Suitably inspired I banged together a rather quick but unforgettable bruschetta – and it just felt like a real celebration of the vibrancy of fresh Italian food.
Traditionally bruschetta is bread, usually ciabatta because of its open light structure, grilled on both sides and eaten warm with olive oil; and often served with a savoury garnish. It is said that bruschetta, which of course is of Italian origin, was used to test the new season’s olive oil. Now, it has become more about the savoury garnish and can be found topped with anything from cannellini beans, onion and sage, as in the Tuscan version of beans on toast, to cabbage, garlic and chilli.
The version on this here blog celebrates the fresh flavours of Italy and one that I picture whilst dreaming about looking out on a summer morning over the rolling hills of Tuscany. In it there is a medley of sweet miniature tomatoes, peppery radish, great olive oil, sweet and acidic aged balsamic, parsley, fennel fronds, sea salt and coarsely ground black pepper. Essentially it is served on crunchy griddled ciabatta. Buon appetito.
Bruschetta - Vibrancy of ItalyPrint
- ■ 200g medley of miniature tomatoes | Including cherry, black Russian, grape, yellow and red tomatoes.
- ■ 4 small radishes | Sliced.
- ■ a splash olive oil | Good quality virgin here.
- ■ a splash balsamic vinegar | A rich acidic and sweet aged version is tops.
- ■ 10 parsley leaves | Roughly chopped.
- ■ 4 fennel fronds | Roughly chopped. Adds a hint of aniseed to the bruschetta.
- ■ seasoning of sea salt and black pepper | Coarsely ground black pepper.
- ■ a few slices old-fashioned ham | Or ham off the bone - just something that's not mainly water if you know what I mean.
- ■ a few slices ciabatta | A couple of days old ciabatta griddles to a lovely crunch.
- ■ a few drizzles olive oil | To griddle the ciabatta.
Pre-heat a griddle pan on medium heat to get it hot.

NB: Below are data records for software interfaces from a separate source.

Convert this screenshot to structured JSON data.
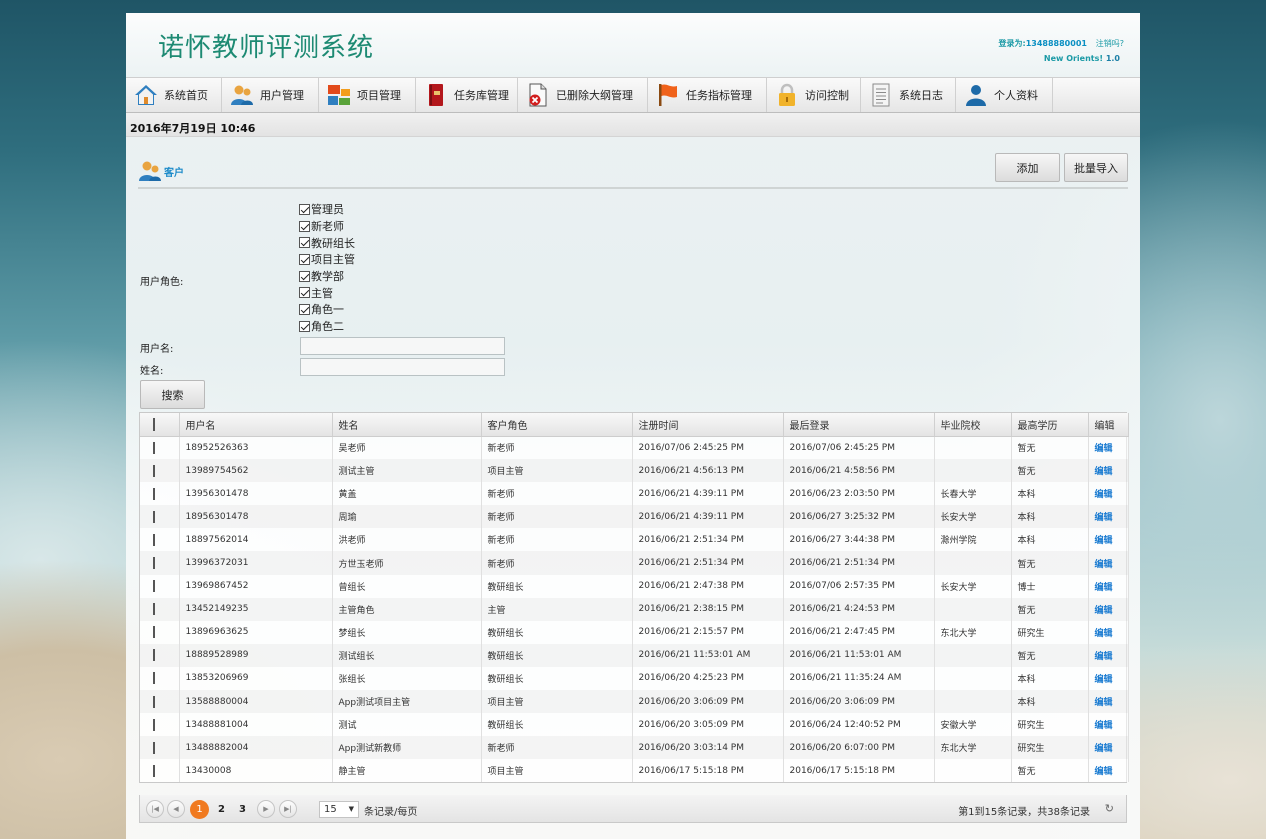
{
  "app": {
    "title": "诺怀教师评测系统",
    "login_prefix": "登录为:",
    "login_user": "13488880001",
    "logout": "注销吗?",
    "version_name": "New Orients! ",
    "version_num": "1.0"
  },
  "nav": [
    {
      "label": "系统首页",
      "icon": "home-icon"
    },
    {
      "label": "用户管理",
      "icon": "users-icon"
    },
    {
      "label": "项目管理",
      "icon": "project-icon"
    },
    {
      "label": "任务库管理",
      "icon": "book-icon"
    },
    {
      "label": "已删除大纲管理",
      "icon": "deleted-doc-icon"
    },
    {
      "label": "任务指标管理",
      "icon": "flag-icon"
    },
    {
      "label": "访问控制",
      "icon": "lock-icon"
    },
    {
      "label": "系统日志",
      "icon": "log-icon"
    },
    {
      "label": "个人资料",
      "icon": "profile-icon"
    }
  ],
  "datetime": "2016年7月19日 10:46",
  "section": {
    "title": "客户",
    "add_button": "添加",
    "import_button": "批量导入"
  },
  "filters": {
    "role_label": "用户角色:",
    "roles": [
      "管理员",
      "新老师",
      "教研组长",
      "项目主管",
      "教学部",
      "主管",
      "角色一",
      "角色二"
    ],
    "username_label": "用户名:",
    "name_label": "姓名:",
    "username_value": "",
    "name_value": "",
    "search_button": "搜索"
  },
  "table": {
    "headers": [
      "用户名",
      "姓名",
      "客户角色",
      "注册时间",
      "最后登录",
      "毕业院校",
      "最高学历",
      "编辑"
    ],
    "edit_label": "编辑",
    "rows": [
      [
        "18952526363",
        "吴老师",
        "新老师",
        "2016/07/06 2:45:25 PM",
        "2016/07/06 2:45:25 PM",
        "",
        "暂无"
      ],
      [
        "13989754562",
        "测试主管",
        "项目主管",
        "2016/06/21 4:56:13 PM",
        "2016/06/21 4:58:56 PM",
        "",
        "暂无"
      ],
      [
        "13956301478",
        "黄盖",
        "新老师",
        "2016/06/21 4:39:11 PM",
        "2016/06/23 2:03:50 PM",
        "长春大学",
        "本科"
      ],
      [
        "18956301478",
        "周瑜",
        "新老师",
        "2016/06/21 4:39:11 PM",
        "2016/06/27 3:25:32 PM",
        "长安大学",
        "本科"
      ],
      [
        "18897562014",
        "洪老师",
        "新老师",
        "2016/06/21 2:51:34 PM",
        "2016/06/27 3:44:38 PM",
        "滁州学院",
        "本科"
      ],
      [
        "13996372031",
        "方世玉老师",
        "新老师",
        "2016/06/21 2:51:34 PM",
        "2016/06/21 2:51:34 PM",
        "",
        "暂无"
      ],
      [
        "13969867452",
        "曾组长",
        "教研组长",
        "2016/06/21 2:47:38 PM",
        "2016/07/06 2:57:35 PM",
        "长安大学",
        "博士"
      ],
      [
        "13452149235",
        "主管角色",
        "主管",
        "2016/06/21 2:38:15 PM",
        "2016/06/21 4:24:53 PM",
        "",
        "暂无"
      ],
      [
        "13896963625",
        "梦组长",
        "教研组长",
        "2016/06/21 2:15:57 PM",
        "2016/06/21 2:47:45 PM",
        "东北大学",
        "研究生"
      ],
      [
        "18889528989",
        "测试组长",
        "教研组长",
        "2016/06/21 11:53:01 AM",
        "2016/06/21 11:53:01 AM",
        "",
        "暂无"
      ],
      [
        "13853206969",
        "张组长",
        "教研组长",
        "2016/06/20 4:25:23 PM",
        "2016/06/21 11:35:24 AM",
        "",
        "本科"
      ],
      [
        "13588880004",
        "App测试项目主管",
        "项目主管",
        "2016/06/20 3:06:09 PM",
        "2016/06/20 3:06:09 PM",
        "",
        "本科"
      ],
      [
        "13488881004",
        "测试",
        "教研组长",
        "2016/06/20 3:05:09 PM",
        "2016/06/24 12:40:52 PM",
        "安徽大学",
        "研究生"
      ],
      [
        "13488882004",
        "App测试新教师",
        "新老师",
        "2016/06/20 3:03:14 PM",
        "2016/06/20 6:07:00 PM",
        "东北大学",
        "研究生"
      ],
      [
        "13430008",
        "静主管",
        "项目主管",
        "2016/06/17 5:15:18 PM",
        "2016/06/17 5:15:18 PM",
        "",
        "暂无"
      ]
    ]
  },
  "pager": {
    "pages": [
      "1",
      "2",
      "3"
    ],
    "current": "1",
    "page_size": "15",
    "per_page_label": "条记录/每页",
    "summary": "第1到15条记录，共38条记录"
  }
}
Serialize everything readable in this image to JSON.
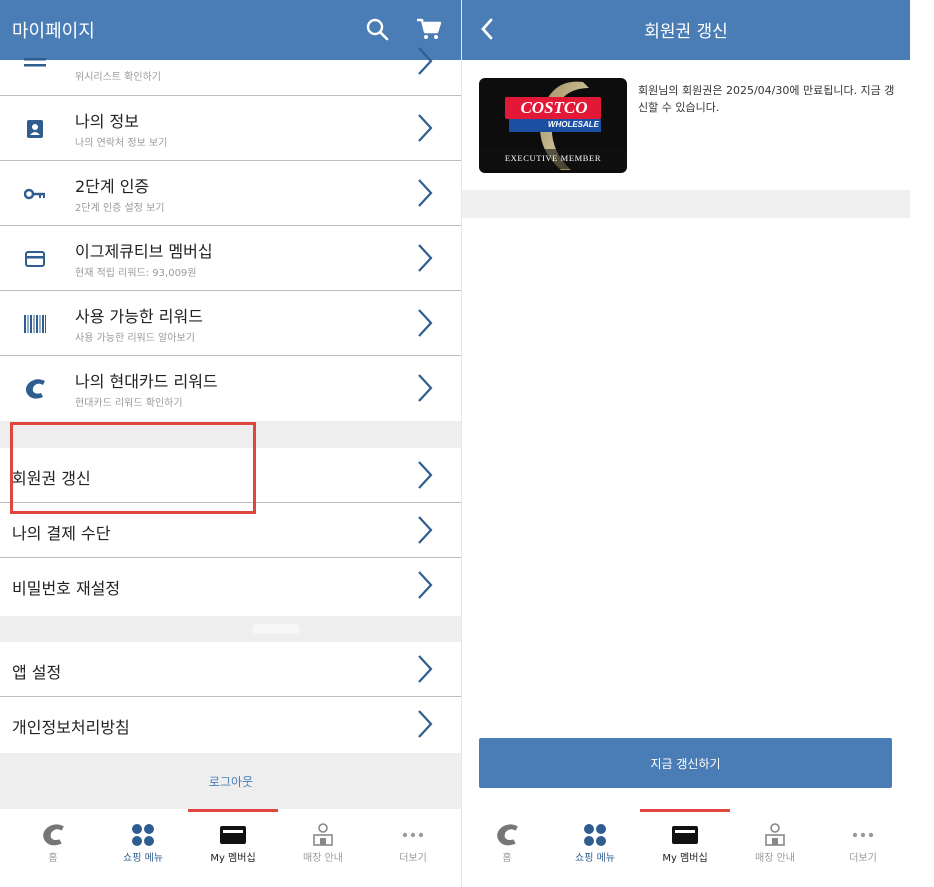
{
  "left": {
    "header": {
      "title": "마이페이지",
      "search_icon": "search-icon",
      "cart_icon": "cart-icon"
    },
    "menu_items": [
      {
        "title": "",
        "subtitle": "위시리스트 확인하기",
        "icon": "list-icon"
      },
      {
        "title": "나의 정보",
        "subtitle": "나의 연락처 정보 보기",
        "icon": "person-icon"
      },
      {
        "title": "2단계 인증",
        "subtitle": "2단계 인증 설정 보기",
        "icon": "key-icon"
      },
      {
        "title": "이그제큐티브 멤버십",
        "subtitle": "현재 적립 리워드: 93,009원",
        "icon": "card-icon"
      },
      {
        "title": "사용 가능한 리워드",
        "subtitle": "사용 가능한 리워드 알아보기",
        "icon": "barcode-icon"
      },
      {
        "title": "나의 현대카드 리워드",
        "subtitle": "현대카드 리워드 확인하기",
        "icon": "costco-c-icon"
      }
    ],
    "account_items": [
      "회원권  갱신",
      "나의 결제 수단",
      "비밀번호 재설정"
    ],
    "settings_items": [
      "앱 설정",
      "개인정보처리방침"
    ],
    "logout_label": "로그아웃"
  },
  "right": {
    "header": {
      "title": "회원권 갱신",
      "back_icon": "back-arrow-icon"
    },
    "card": {
      "brand_top": "COSTCO",
      "brand_bottom": "WHOLESALE",
      "tier": "EXECUTIVE MEMBER"
    },
    "message": "회원님의 회원권은 2025/04/30에 만료됩니다. 지금 갱신할 수 있습니다.",
    "renew_button": "지금 갱신하기"
  },
  "tabbar": {
    "tabs": [
      {
        "label": "홈",
        "icon": "costco-c-icon"
      },
      {
        "label": "쇼핑 메뉴",
        "icon": "grid-icon"
      },
      {
        "label": "My 멤버십",
        "icon": "membership-card-icon",
        "active": true
      },
      {
        "label": "매장 안내",
        "icon": "store-icon"
      },
      {
        "label": "더보기",
        "icon": "more-icon"
      }
    ]
  },
  "colors": {
    "header_blue": "#4a7db5",
    "highlight_red": "#e0463e",
    "active_tab_red": "#d9343b"
  }
}
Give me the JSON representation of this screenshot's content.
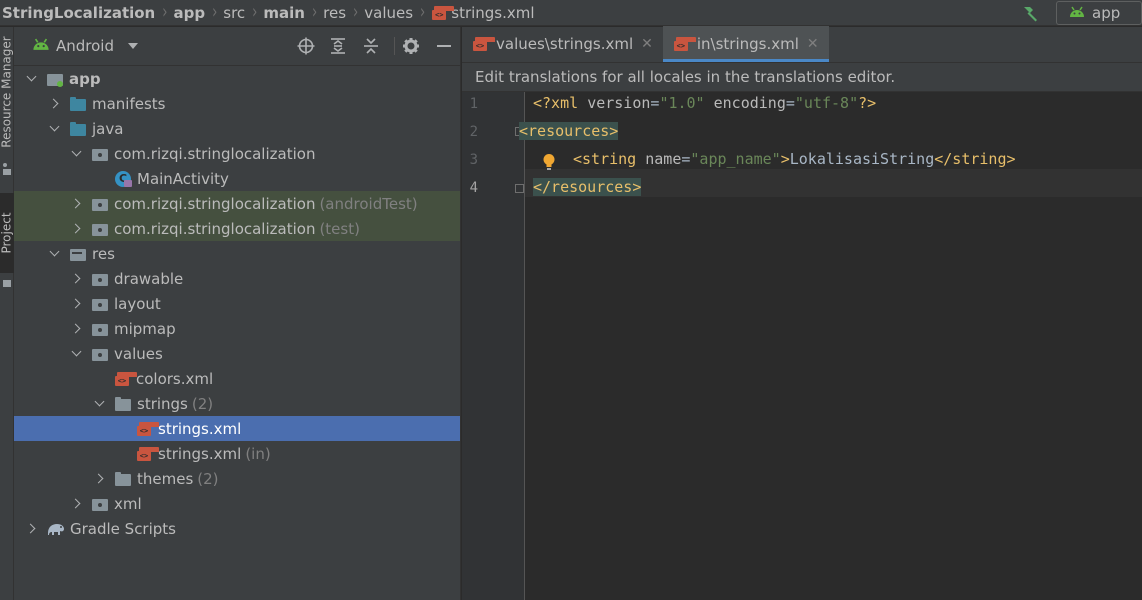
{
  "breadcrumb": {
    "items": [
      {
        "label": "StringLocalization",
        "bold": true
      },
      {
        "label": "app",
        "bold": true
      },
      {
        "label": "src",
        "bold": false
      },
      {
        "label": "main",
        "bold": true
      },
      {
        "label": "res",
        "bold": false
      },
      {
        "label": "values",
        "bold": false
      }
    ],
    "file_label": "strings.xml"
  },
  "run_config": {
    "label": "app"
  },
  "tool_stripe": {
    "resource_manager": "Resource Manager",
    "project": "Project"
  },
  "project_panel": {
    "view_mode": "Android",
    "tree": [
      {
        "label": "app",
        "bold": true,
        "icon": "module",
        "depth": 0,
        "chevron": "down"
      },
      {
        "label": "manifests",
        "icon": "folder-blue",
        "depth": 1,
        "chevron": "right"
      },
      {
        "label": "java",
        "icon": "folder-blue",
        "depth": 1,
        "chevron": "down"
      },
      {
        "label": "com.rizqi.stringlocalization",
        "icon": "package",
        "depth": 2,
        "chevron": "down"
      },
      {
        "label": "MainActivity",
        "icon": "activity-icon",
        "depth": 3,
        "chevron": "none"
      },
      {
        "label": "com.rizqi.stringlocalization",
        "suffix": "(androidTest)",
        "icon": "package",
        "depth": 2,
        "chevron": "right",
        "highlight": true
      },
      {
        "label": "com.rizqi.stringlocalization",
        "suffix": "(test)",
        "icon": "package",
        "depth": 2,
        "chevron": "right",
        "highlight": true
      },
      {
        "label": "res",
        "icon": "res-folder",
        "depth": 1,
        "chevron": "down"
      },
      {
        "label": "drawable",
        "icon": "package",
        "depth": 2,
        "chevron": "right"
      },
      {
        "label": "layout",
        "icon": "package",
        "depth": 2,
        "chevron": "right"
      },
      {
        "label": "mipmap",
        "icon": "package",
        "depth": 2,
        "chevron": "right"
      },
      {
        "label": "values",
        "icon": "package",
        "depth": 2,
        "chevron": "down"
      },
      {
        "label": "colors.xml",
        "icon": "xml-icon",
        "depth": 3,
        "chevron": "none"
      },
      {
        "label": "strings",
        "suffix": "(2)",
        "icon": "folder-gray",
        "depth": 3,
        "chevron": "down"
      },
      {
        "label": "strings.xml",
        "icon": "xml-icon",
        "depth": 4,
        "chevron": "none",
        "selected": true
      },
      {
        "label": "strings.xml",
        "suffix": "(in)",
        "icon": "xml-icon",
        "depth": 4,
        "chevron": "none"
      },
      {
        "label": "themes",
        "suffix": "(2)",
        "icon": "folder-gray",
        "depth": 3,
        "chevron": "right"
      },
      {
        "label": "xml",
        "icon": "package",
        "depth": 2,
        "chevron": "right"
      },
      {
        "label": "Gradle Scripts",
        "icon": "gradle-icon",
        "depth": 0,
        "chevron": "right"
      }
    ]
  },
  "editor": {
    "tabs": [
      {
        "label": "values\\strings.xml",
        "active": false
      },
      {
        "label": "in\\strings.xml",
        "active": true
      }
    ],
    "banner": "Edit translations for all locales in the translations editor.",
    "line_numbers": [
      "1",
      "2",
      "3",
      "4"
    ],
    "code": {
      "line1": {
        "open": "<?xml ",
        "attr1": "version",
        "eq1": "=",
        "val1": "\"1.0\"",
        "sp": " ",
        "attr2": "encoding",
        "eq2": "=",
        "val2": "\"utf-8\"",
        "close": "?>"
      },
      "line2": {
        "tag": "<resources>"
      },
      "line3": {
        "open": "<string ",
        "attr": "name",
        "eq": "=",
        "val": "\"app_name\"",
        "gt": ">",
        "text": "LokalisasiString",
        "close": "</string>"
      },
      "line4": {
        "tag": "</resources>"
      }
    }
  },
  "colors": {
    "selection": "#4b6eaf",
    "tab_underline": "#4a88c7",
    "xml_icon": "#c9553f",
    "android_green": "#62b543"
  }
}
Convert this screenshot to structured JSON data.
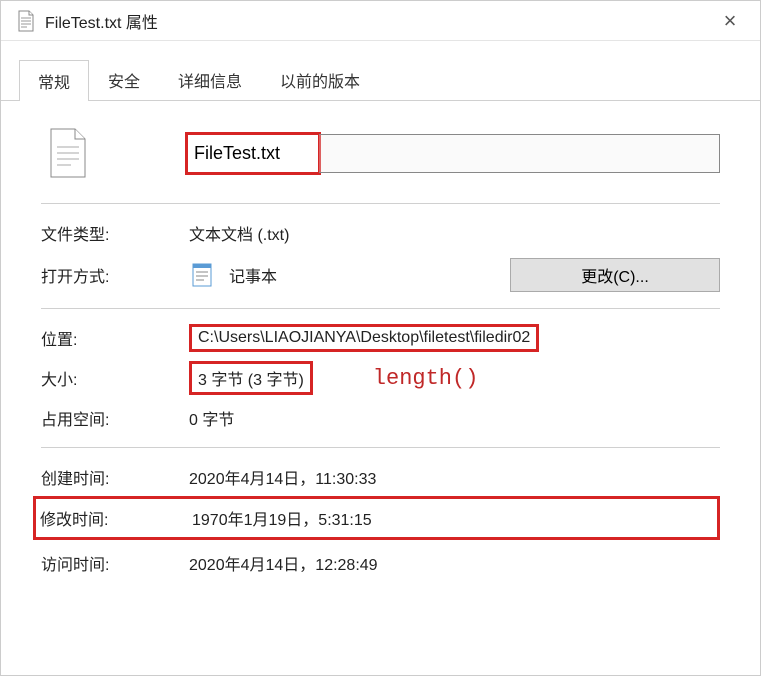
{
  "titlebar": {
    "title": "FileTest.txt 属性"
  },
  "tabs": {
    "general": "常规",
    "security": "安全",
    "details": "详细信息",
    "previous": "以前的版本"
  },
  "file": {
    "name": "FileTest.txt"
  },
  "rows": {
    "type_label": "文件类型:",
    "type_value": "文本文档 (.txt)",
    "openwith_label": "打开方式:",
    "openwith_value": "记事本",
    "change_btn": "更改(C)...",
    "location_label": "位置:",
    "location_value": "C:\\Users\\LIAOJIANYA\\Desktop\\filetest\\filedir02",
    "size_label": "大小:",
    "size_value": "3 字节 (3 字节)",
    "sizeondisk_label": "占用空间:",
    "sizeondisk_value": "0 字节",
    "created_label": "创建时间:",
    "created_value": "2020年4月14日，11:30:33",
    "modified_label": "修改时间:",
    "modified_value": "1970年1月19日，5:31:15",
    "accessed_label": "访问时间:",
    "accessed_value": "2020年4月14日，12:28:49"
  },
  "annotation": {
    "length": "length()"
  }
}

On a wooden chopping board roughly chop up the tomatoes and then add the sliced radishes. Pour over a splash of olive oil and a splash of the balsamic vinegar. Now add the chopped parsley, fennel fronds, sea salt and black pepper. Mix it all up – I just use a knife in a toss and scrape motion. Put the tomato mix in a bowl, and you will be left with some lovely tomatoey, oily and vinegary juices on the chopping board. Very quickly dip each slice of the ciabatta bread in the juice – so it becomes acquainted but not over-friendly i.e. not soggy. Lightly drizzle olive oil over both sides of each ciabatta slice and then place them side-down in the hot griddle. Turn over when a lovely golden brown and do the same to the other side.
Once both sides have browned (being careful not to burn) remove the ciabatta from the griddle and on one side of each slice lay some of that lovely ham. Top the ham with a couple of spoons of the tomato mix and eat immediately.
If you don't have a griddle then you can grill (broil) the ciabatta.